Living with a chronic illness inevitably comes with some bad days. But feeling down occasionally is different from depression, a serious illness that negatively affects the way you feel, think, and act for ongoing periods of time. Patients with PsA are twice as likely to be depressed as those with psoriasis alone. And being overweight is also correlated with feelings of depression. Squash the proverbial two birds with one stone by committing to regular exercise, which has been shown to ease depression and, of course, help you reach a health weight.

Rachel Zohn
Meet Our Writer
Rachel Zohn

Rachel Zohn is a mom, a wife, and a freelance writer who is striving to find the best way to juggle it all and maintain a sense of humor. She is a former newspaper reporter with a deep interest in writing about all things related to health, wellness and the human body.
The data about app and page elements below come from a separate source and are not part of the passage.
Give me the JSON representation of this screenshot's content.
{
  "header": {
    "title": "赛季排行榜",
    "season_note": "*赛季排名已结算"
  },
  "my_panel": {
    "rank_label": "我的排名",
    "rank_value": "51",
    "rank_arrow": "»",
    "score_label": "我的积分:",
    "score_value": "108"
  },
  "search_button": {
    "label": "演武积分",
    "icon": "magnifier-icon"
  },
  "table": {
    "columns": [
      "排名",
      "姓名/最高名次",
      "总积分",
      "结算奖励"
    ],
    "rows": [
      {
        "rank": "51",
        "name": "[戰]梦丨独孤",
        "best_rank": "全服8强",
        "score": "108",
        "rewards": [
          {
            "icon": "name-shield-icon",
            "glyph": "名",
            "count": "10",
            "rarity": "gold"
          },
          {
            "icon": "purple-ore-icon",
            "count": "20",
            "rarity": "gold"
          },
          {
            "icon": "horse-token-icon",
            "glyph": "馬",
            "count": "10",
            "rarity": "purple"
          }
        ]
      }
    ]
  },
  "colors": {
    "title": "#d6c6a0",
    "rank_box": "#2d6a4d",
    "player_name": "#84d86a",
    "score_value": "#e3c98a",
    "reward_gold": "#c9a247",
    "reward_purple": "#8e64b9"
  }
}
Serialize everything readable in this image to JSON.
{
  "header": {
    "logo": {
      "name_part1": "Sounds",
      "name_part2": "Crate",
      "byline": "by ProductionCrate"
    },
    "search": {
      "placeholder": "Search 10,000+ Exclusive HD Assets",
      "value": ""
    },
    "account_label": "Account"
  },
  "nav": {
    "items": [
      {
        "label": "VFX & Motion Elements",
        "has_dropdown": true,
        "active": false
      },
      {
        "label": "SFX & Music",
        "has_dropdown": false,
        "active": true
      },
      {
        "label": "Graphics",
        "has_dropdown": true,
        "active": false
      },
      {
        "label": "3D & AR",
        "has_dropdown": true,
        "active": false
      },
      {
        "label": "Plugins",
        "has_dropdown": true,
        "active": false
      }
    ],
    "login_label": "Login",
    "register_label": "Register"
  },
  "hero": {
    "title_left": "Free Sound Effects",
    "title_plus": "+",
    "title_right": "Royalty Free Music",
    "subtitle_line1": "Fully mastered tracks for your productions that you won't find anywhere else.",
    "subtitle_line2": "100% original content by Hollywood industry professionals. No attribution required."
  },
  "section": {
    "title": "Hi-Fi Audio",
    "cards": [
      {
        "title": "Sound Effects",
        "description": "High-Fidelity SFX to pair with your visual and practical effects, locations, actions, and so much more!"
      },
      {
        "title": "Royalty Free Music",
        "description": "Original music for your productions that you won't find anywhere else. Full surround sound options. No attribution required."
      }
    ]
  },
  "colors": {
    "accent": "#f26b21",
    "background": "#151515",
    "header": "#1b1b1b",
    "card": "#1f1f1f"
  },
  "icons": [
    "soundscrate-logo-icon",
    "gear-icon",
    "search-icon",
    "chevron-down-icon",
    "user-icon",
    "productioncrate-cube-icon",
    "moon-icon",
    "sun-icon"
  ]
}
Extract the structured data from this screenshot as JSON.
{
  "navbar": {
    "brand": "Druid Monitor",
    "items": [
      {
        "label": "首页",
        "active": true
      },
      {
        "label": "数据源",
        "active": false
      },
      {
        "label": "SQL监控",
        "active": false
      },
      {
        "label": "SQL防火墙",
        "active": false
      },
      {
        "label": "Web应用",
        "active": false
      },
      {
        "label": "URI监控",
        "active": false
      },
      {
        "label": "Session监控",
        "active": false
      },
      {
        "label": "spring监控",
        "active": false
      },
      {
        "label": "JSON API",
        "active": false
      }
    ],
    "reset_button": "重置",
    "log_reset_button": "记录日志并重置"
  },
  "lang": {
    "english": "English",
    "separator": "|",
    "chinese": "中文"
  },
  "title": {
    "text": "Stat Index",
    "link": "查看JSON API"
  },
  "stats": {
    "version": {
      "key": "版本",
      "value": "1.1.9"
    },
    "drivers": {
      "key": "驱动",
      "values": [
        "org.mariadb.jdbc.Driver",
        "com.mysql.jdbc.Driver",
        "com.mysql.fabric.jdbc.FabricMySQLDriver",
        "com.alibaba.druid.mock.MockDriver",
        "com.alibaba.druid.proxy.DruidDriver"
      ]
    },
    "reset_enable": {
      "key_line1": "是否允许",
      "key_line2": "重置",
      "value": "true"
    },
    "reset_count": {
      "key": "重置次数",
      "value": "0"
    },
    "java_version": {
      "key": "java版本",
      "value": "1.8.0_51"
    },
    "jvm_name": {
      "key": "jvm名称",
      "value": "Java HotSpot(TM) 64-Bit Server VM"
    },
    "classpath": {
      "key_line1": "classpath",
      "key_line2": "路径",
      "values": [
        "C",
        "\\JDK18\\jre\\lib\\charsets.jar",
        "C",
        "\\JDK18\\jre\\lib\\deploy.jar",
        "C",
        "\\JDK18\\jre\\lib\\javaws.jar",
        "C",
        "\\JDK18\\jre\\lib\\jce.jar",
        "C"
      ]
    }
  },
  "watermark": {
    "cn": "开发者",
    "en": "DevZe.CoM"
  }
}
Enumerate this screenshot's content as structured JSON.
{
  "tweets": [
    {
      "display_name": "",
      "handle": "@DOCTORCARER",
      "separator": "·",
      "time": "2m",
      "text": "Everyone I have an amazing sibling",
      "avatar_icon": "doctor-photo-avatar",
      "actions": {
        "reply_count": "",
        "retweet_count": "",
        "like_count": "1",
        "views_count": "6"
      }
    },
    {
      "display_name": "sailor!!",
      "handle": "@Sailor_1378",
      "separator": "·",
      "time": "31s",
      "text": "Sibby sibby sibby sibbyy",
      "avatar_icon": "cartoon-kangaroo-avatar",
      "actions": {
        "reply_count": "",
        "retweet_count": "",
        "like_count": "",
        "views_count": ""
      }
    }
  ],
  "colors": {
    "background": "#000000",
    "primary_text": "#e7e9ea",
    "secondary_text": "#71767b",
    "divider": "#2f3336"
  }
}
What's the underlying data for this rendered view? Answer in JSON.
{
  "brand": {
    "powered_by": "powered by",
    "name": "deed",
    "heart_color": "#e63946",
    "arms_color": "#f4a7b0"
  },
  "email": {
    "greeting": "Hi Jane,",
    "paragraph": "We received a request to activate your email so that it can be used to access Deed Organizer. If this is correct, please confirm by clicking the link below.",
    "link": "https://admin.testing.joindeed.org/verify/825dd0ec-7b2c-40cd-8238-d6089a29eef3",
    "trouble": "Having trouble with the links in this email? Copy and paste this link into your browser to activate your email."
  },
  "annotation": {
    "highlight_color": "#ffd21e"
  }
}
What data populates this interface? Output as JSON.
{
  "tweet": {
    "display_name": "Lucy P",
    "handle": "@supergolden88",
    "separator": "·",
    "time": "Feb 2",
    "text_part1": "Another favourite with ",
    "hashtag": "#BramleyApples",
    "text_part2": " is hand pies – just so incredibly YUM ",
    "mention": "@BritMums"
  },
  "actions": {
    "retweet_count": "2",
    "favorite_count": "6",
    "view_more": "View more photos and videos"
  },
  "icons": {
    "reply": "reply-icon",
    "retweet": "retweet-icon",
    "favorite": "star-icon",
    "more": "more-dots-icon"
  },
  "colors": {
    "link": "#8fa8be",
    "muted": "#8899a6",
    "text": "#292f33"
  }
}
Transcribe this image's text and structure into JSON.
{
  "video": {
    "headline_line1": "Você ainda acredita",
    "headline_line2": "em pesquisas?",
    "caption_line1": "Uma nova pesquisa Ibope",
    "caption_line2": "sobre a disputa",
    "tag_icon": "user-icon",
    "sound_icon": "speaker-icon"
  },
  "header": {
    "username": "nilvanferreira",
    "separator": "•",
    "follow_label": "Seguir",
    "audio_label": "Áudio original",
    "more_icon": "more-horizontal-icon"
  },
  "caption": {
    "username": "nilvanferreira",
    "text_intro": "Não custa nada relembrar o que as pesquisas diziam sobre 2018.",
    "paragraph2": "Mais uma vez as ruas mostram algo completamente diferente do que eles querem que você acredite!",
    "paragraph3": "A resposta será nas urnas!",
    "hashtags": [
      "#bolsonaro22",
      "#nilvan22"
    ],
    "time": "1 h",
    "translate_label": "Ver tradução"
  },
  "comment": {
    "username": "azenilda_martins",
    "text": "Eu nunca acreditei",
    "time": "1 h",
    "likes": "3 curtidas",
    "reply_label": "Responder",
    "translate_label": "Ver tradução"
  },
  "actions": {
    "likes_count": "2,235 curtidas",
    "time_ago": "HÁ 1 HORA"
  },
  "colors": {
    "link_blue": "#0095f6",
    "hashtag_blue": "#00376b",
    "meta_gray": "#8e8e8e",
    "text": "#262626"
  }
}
She enjoys writing about various health topics, including skin conditions such as eczema, different types of cancer and seasonal allergies.